  3. I have to admit, I've never shopped at IGA with any great frequency. When we lived in Perth often the only option to get groceries on a Sunday was to shop at IGA (due to regulated shopping hours), however often you paid 2 - 3 times the price just for the 'convenience' of longer trading hours. (Another reason we were happy to move to Qld).

    As far as I am concerned, IGA is just another big competitor. Whilst not the size of Coles or Woolies, they are not any more local than anyone else.

    Although we deliberately do not buy $1 milk. I remember watching a doco (I think it was Food Inc.) where a farmer basically said that to get $1 milk you have to expect cows to be standing in S*#t in order to keep the costs down.

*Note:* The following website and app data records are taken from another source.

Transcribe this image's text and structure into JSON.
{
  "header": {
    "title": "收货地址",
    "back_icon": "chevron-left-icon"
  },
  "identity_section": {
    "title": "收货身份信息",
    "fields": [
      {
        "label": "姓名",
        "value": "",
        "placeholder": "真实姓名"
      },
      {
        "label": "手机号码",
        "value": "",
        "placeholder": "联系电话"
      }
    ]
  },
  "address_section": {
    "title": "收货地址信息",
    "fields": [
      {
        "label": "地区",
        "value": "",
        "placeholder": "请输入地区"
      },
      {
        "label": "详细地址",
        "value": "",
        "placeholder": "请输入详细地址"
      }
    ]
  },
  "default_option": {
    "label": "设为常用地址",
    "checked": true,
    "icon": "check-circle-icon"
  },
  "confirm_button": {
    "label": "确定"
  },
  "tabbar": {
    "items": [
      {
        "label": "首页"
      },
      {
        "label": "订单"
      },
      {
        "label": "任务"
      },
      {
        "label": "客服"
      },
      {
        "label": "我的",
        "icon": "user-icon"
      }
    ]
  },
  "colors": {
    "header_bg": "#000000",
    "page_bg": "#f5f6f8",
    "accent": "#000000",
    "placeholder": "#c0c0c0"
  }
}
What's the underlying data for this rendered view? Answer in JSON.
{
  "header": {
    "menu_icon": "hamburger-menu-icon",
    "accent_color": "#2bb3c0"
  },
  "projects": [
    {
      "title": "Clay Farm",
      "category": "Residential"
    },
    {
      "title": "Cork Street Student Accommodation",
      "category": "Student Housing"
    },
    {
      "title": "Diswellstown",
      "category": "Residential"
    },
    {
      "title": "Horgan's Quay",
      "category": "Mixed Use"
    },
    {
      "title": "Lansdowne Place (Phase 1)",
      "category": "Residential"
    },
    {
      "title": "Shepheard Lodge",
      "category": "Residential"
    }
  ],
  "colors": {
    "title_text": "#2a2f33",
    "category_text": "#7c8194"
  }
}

  4. We have a 'local' IGA - which I think i've gone to twice. I think the reason is it is directly opposite our local grocer Abu Salim. The thing we notice about the produce at Abu Salim's is that the apples or cucumbers for example, are not all uniformly shaped and we've come to expect from IGA, Coles or Woolies. In fact they are often down right ugly and mishapen! When I was a newbie, it was off putting - because I was sooo used to seeing everything 'pretty'!! But boy oh boy do they taste good compared to the pretty ones from other places. AND IT'S CHEAP! Just yesterday we got a bag of mixed salad leaves for $12/kg. At Coles it's almost $20/kg. Why? coz I know for a fact the cucumbers are coming from a farm an hour away owned by the cousin of our next door neighbour. And I'm assuming a lot of the other stuff is too. It's interesting. They also are renowned for being generous. If you buy something that's $15.76 they ask for just $15. Or if they think the roasted nuts aren't as fresh anymore, they refuse to sell them to you. This happened to us the other day, and it was really nice. They could have sold them to us, and we would have been none the wiser until we got home and tried them. But there's a level of integrity that's sadly lacking in other 'local' fresh food places...

  5. I thought this was an interesting article from Not Quite Nigella

    It frustrates me that there aren't many options to really 'buy local' here, we don't have any sort of regular farmers market, it's very hit and miss at the different markets around town, the best pineapple producer in the region (in Australia, I'd dare say) has been forced to stop producing pines and turn to other crops because the golden circle cannery (who bought most of his product) has sent their work offshore to china. This means that it isn't viable for him to even offer pines locally so we all miss out on his awesome crop.

    I have looked into f&v co-ops but they don't seem to suit us at the moment, maybe as the kids get older and are less fussy about exactly which veggies and fruit they will eat we'll give it a go.

    Our 'local' IGA though very derro in customer base (and staff, really) has great fresh fruit and veg, often with about half of it being over priced and the other half being well below what Coles and Woolies are charging.

  6. This is part of why I am looking forward to the new Willows upgrade, it is supposed to include a farmers' market in it!!